■ **PROBLEM TO WORK ON**
Your task is to reproduce the entries below word for word.

(Dataset rows describing interfaces)
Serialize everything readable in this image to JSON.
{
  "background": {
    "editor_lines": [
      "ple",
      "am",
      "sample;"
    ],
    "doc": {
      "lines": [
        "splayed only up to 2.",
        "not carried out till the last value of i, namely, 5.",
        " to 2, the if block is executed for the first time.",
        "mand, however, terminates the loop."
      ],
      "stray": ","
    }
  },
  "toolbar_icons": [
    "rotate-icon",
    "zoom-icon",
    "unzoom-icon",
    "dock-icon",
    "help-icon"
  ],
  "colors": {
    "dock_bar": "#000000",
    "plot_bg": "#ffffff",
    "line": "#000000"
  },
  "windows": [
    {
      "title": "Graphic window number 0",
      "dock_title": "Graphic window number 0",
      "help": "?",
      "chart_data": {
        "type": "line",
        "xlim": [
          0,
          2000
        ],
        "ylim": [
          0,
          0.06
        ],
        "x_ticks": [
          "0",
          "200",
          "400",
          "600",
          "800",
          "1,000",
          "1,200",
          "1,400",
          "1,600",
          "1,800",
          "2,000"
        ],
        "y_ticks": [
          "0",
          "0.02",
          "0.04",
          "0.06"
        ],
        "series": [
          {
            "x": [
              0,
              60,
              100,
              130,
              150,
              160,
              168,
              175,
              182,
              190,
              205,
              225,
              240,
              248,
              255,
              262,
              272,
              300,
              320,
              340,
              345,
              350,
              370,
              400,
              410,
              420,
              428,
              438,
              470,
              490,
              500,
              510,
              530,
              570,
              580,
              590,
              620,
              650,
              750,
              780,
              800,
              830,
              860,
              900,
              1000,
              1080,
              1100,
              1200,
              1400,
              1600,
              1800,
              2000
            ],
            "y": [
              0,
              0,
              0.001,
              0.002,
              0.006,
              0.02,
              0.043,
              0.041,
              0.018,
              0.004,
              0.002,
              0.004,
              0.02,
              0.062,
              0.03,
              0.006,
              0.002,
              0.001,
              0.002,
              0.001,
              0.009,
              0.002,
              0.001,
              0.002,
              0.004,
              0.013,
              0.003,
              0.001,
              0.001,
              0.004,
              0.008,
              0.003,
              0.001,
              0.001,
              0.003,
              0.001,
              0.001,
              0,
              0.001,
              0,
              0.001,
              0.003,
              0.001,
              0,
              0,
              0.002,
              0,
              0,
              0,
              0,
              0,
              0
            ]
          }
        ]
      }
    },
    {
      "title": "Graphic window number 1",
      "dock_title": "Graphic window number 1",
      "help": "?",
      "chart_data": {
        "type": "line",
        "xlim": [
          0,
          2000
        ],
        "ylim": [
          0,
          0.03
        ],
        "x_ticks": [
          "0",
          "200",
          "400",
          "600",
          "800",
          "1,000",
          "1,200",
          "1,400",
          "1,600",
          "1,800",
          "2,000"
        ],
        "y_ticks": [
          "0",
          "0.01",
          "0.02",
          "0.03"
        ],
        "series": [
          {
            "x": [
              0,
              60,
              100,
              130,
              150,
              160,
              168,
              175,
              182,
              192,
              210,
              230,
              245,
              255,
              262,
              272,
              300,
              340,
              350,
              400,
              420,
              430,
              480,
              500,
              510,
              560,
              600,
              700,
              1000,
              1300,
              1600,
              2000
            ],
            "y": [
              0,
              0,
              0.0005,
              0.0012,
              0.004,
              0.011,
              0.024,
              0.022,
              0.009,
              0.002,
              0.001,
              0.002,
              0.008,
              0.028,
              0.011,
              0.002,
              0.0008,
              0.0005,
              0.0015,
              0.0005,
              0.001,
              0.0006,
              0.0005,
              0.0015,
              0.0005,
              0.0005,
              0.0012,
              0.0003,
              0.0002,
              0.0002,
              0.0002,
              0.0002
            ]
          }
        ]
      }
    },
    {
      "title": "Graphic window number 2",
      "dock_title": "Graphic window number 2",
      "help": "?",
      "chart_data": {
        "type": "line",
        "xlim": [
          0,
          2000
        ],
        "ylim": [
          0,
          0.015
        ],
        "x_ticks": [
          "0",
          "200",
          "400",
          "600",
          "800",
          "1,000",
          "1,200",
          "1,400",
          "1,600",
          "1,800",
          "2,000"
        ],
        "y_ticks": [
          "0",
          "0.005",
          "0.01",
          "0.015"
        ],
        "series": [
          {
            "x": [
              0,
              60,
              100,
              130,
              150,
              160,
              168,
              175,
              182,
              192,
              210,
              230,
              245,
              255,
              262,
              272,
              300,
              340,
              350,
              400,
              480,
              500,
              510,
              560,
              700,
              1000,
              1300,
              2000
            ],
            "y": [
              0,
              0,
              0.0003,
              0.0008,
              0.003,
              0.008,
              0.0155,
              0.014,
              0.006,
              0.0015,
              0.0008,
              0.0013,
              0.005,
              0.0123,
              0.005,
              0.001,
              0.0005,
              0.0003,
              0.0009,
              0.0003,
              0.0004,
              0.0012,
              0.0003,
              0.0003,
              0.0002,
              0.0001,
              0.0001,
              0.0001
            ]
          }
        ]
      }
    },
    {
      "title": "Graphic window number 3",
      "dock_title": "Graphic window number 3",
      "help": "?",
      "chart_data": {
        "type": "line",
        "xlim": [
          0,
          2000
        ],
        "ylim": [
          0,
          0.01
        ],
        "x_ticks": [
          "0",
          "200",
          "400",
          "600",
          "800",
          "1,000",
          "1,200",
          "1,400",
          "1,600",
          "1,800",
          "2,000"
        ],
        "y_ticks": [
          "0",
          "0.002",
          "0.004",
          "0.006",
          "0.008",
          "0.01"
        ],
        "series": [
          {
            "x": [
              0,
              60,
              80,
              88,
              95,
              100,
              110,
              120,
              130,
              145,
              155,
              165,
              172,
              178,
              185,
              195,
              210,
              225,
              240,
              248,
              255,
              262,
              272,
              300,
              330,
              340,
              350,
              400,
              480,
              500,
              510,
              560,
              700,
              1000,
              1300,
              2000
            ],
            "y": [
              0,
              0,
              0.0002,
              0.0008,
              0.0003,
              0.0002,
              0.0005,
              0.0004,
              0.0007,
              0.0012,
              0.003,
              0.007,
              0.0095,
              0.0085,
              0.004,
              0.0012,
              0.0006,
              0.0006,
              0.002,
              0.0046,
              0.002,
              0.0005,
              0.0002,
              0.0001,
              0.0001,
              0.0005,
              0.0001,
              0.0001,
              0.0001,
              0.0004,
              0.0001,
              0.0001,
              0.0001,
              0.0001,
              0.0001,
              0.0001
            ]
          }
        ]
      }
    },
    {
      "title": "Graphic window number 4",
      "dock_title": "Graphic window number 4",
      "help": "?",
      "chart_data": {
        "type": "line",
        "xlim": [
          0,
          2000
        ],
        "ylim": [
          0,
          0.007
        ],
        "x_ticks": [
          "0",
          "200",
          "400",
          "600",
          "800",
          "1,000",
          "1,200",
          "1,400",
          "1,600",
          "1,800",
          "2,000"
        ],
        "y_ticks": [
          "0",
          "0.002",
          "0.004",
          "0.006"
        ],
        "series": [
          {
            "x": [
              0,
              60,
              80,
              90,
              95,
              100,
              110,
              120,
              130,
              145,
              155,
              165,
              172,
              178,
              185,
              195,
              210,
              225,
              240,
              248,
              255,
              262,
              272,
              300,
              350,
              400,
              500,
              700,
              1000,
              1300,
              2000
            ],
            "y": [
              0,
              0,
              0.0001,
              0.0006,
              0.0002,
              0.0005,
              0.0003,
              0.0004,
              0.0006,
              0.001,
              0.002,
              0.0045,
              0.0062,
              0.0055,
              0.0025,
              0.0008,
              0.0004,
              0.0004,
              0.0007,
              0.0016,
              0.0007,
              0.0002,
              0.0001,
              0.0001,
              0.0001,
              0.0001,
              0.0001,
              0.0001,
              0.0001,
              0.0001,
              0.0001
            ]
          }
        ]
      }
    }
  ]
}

■ **YOUR RESPONSE**
Serialize everything readable in this image to JSON.
{
  "background": {
    "editor_lines": [
      "ple",
      "am",
      "sample;"
    ],
    "doc": {
      "lines": [
        "splayed only up to 2.",
        "not carried out till the last value of i, namely, 5.",
        " to 2, the if block is executed for the first time.",
        "mand, however, terminates the loop."
      ],
      "stray": ","
    }
  },
  "toolbar_icons": [
    "rotate-icon",
    "zoom-icon",
    "unzoom-icon",
    "dock-icon",
    "help-icon"
  ],
  "colors": {
    "dock_bar": "#000000",
    "plot_bg": "#ffffff",
    "line": "#000000"
  },
  "windows": [
    {
      "title": "Graphic window number 0",
      "dock_title": "Graphic window number 0",
      "help": "?",
      "chart_data": {
        "type": "line",
        "xlim": [
          0,
          2000
        ],
        "ylim": [
          0,
          0.06
        ],
        "x_ticks": [
          "0",
          "200",
          "400",
          "600",
          "800",
          "1,000",
          "1,200",
          "1,400",
          "1,600",
          "1,800",
          "2,000"
        ],
        "y_ticks": [
          "0",
          "0.02",
          "0.04",
          "0.06"
        ],
        "series": [
          {
            "x": [
              0,
              60,
              100,
              130,
              150,
              160,
              168,
              175,
              182,
              190,
              205,
              225,
              240,
              248,
              255,
              262,
              272,
              300,
              320,
              340,
              345,
              350,
              370,
              400,
              410,
              420,
              428,
              438,
              470,
              490,
              500,
              510,
              530,
              570,
              580,
              590,
              620,
              650,
              750,
              780,
              800,
              830,
              860,
              900,
              1000,
              1080,
              1100,
              1200,
              1400,
              1600,
              1800,
              2000
            ],
            "y": [
              0,
              0,
              0.001,
              0.002,
              0.006,
              0.02,
              0.043,
              0.041,
              0.018,
              0.004,
              0.002,
              0.004,
              0.02,
              0.062,
              0.03,
              0.006,
              0.002,
              0.001,
              0.002,
              0.001,
              0.009,
              0.002,
              0.001,
              0.002,
              0.004,
              0.013,
              0.003,
              0.001,
              0.001,
              0.004,
              0.008,
              0.003,
              0.001,
              0.001,
              0.003,
              0.001,
              0.001,
              0,
              0.001,
              0,
              0.001,
              0.003,
              0.001,
              0,
              0,
              0.002,
              0,
              0,
              0,
              0,
              0,
              0
            ]
          }
        ]
      }
    },
    {
      "title": "Graphic window number 1",
      "dock_title": "Graphic window number 1",
      "help": "?",
      "chart_data": {
        "type": "line",
        "xlim": [
          0,
          2000
        ],
        "ylim": [
          0,
          0.03
        ],
        "x_ticks": [
          "0",
          "200",
          "400",
          "600",
          "800",
          "1,000",
          "1,200",
          "1,400",
          "1,600",
          "1,800",
          "2,000"
        ],
        "y_ticks": [
          "0",
          "0.01",
          "0.02",
          "0.03"
        ],
        "series": [
          {
            "x": [
              0,
              60,
              100,
              130,
              150,
              160,
              168,
              175,
              182,
              192,
              210,
              230,
              245,
              255,
              262,
              272,
              300,
              340,
              350,
              400,
              420,
              430,
              480,
              500,
              510,
              560,
              600,
              700,
              1000,
              1300,
              1600,
              2000
            ],
            "y": [
              0,
              0,
              0.0005,
              0.0012,
              0.004,
              0.011,
              0.024,
              0.022,
              0.009,
              0.002,
              0.001,
              0.002,
              0.008,
              0.028,
              0.011,
              0.002,
              0.0008,
              0.0005,
              0.0015,
              0.0005,
              0.001,
              0.0006,
              0.0005,
              0.0015,
              0.0005,
              0.0005,
              0.0012,
              0.0003,
              0.0002,
              0.0002,
              0.0002,
              0.0002
            ]
          }
        ]
      }
    },
    {
      "title": "Graphic window number 2",
      "dock_title": "Graphic window number 2",
      "help": "?",
      "chart_data": {
        "type": "line",
        "xlim": [
          0,
          2000
        ],
        "ylim": [
          0,
          0.015
        ],
        "x_ticks": [
          "0",
          "200",
          "400",
          "600",
          "800",
          "1,000",
          "1,200",
          "1,400",
          "1,600",
          "1,800",
          "2,000"
        ],
        "y_ticks": [
          "0",
          "0.005",
          "0.01",
          "0.015"
        ],
        "series": [
          {
            "x": [
              0,
              60,
              100,
              130,
              150,
              160,
              168,
              175,
              182,
              192,
              210,
              230,
              245,
              255,
              262,
              272,
              300,
              340,
              350,
              400,
              480,
              500,
              510,
              560,
              700,
              1000,
              1300,
              2000
            ],
            "y": [
              0,
              0,
              0.0003,
              0.0008,
              0.003,
              0.008,
              0.0155,
              0.014,
              0.006,
              0.0015,
              0.0008,
              0.0013,
              0.005,
              0.0123,
              0.005,
              0.001,
              0.0005,
              0.0003,
              0.0009,
              0.0003,
              0.0004,
              0.0012,
              0.0003,
              0.0003,
              0.0002,
              0.0001,
              0.0001,
              0.0001
            ]
          }
        ]
      }
    },
    {
      "title": "Graphic window number 3",
      "dock_title": "Graphic window number 3",
      "help": "?",
      "chart_data": {
        "type": "line",
        "xlim": [
          0,
          2000
        ],
        "ylim": [
          0,
          0.01
        ],
        "x_ticks": [
          "0",
          "200",
          "400",
          "600",
          "800",
          "1,000",
          "1,200",
          "1,400",
          "1,600",
          "1,800",
          "2,000"
        ],
        "y_ticks": [
          "0",
          "0.002",
          "0.004",
          "0.006",
          "0.008",
          "0.01"
        ],
        "series": [
          {
            "x": [
              0,
              60,
              80,
              88,
              95,
              100,
              110,
              120,
              130,
              145,
              155,
              165,
              172,
              178,
              185,
              195,
              210,
              225,
              240,
              248,
              255,
              262,
              272,
              300,
              330,
              340,
              350,
              400,
              480,
              500,
              510,
              560,
              700,
              1000,
              1300,
              2000
            ],
            "y": [
              0,
              0,
              0.0002,
              0.0008,
              0.0003,
              0.0002,
              0.0005,
              0.0004,
              0.0007,
              0.0012,
              0.003,
              0.007,
              0.0095,
              0.0085,
              0.004,
              0.0012,
              0.0006,
              0.0006,
              0.002,
              0.0046,
              0.002,
              0.0005,
              0.0002,
              0.0001,
              0.0001,
              0.0005,
              0.0001,
              0.0001,
              0.0001,
              0.0004,
              0.0001,
              0.0001,
              0.0001,
              0.0001,
              0.0001,
              0.0001
            ]
          }
        ]
      }
    },
    {
      "title": "Graphic window number 4",
      "dock_title": "Graphic window number 4",
      "help": "?",
      "chart_data": {
        "type": "line",
        "xlim": [
          0,
          2000
        ],
        "ylim": [
          0,
          0.007
        ],
        "x_ticks": [
          "0",
          "200",
          "400",
          "600",
          "800",
          "1,000",
          "1,200",
          "1,400",
          "1,600",
          "1,800",
          "2,000"
        ],
        "y_ticks": [
          "0",
          "0.002",
          "0.004",
          "0.006"
        ],
        "series": [
          {
            "x": [
              0,
              60,
              80,
              90,
              95,
              100,
              110,
              120,
              130,
              145,
              155,
              165,
              172,
              178,
              185,
              195,
              210,
              225,
              240,
              248,
              255,
              262,
              272,
              300,
              350,
              400,
              500,
              700,
              1000,
              1300,
              2000
            ],
            "y": [
              0,
              0,
              0.0001,
              0.0006,
              0.0002,
              0.0005,
              0.0003,
              0.0004,
              0.0006,
              0.001,
              0.002,
              0.0045,
              0.0062,
              0.0055,
              0.0025,
              0.0008,
              0.0004,
              0.0004,
              0.0007,
              0.0016,
              0.0007,
              0.0002,
              0.0001,
              0.0001,
              0.0001,
              0.0001,
              0.0001,
              0.0001,
              0.0001,
              0.0001,
              0.0001
            ]
          }
        ]
      }
    }
  ]
}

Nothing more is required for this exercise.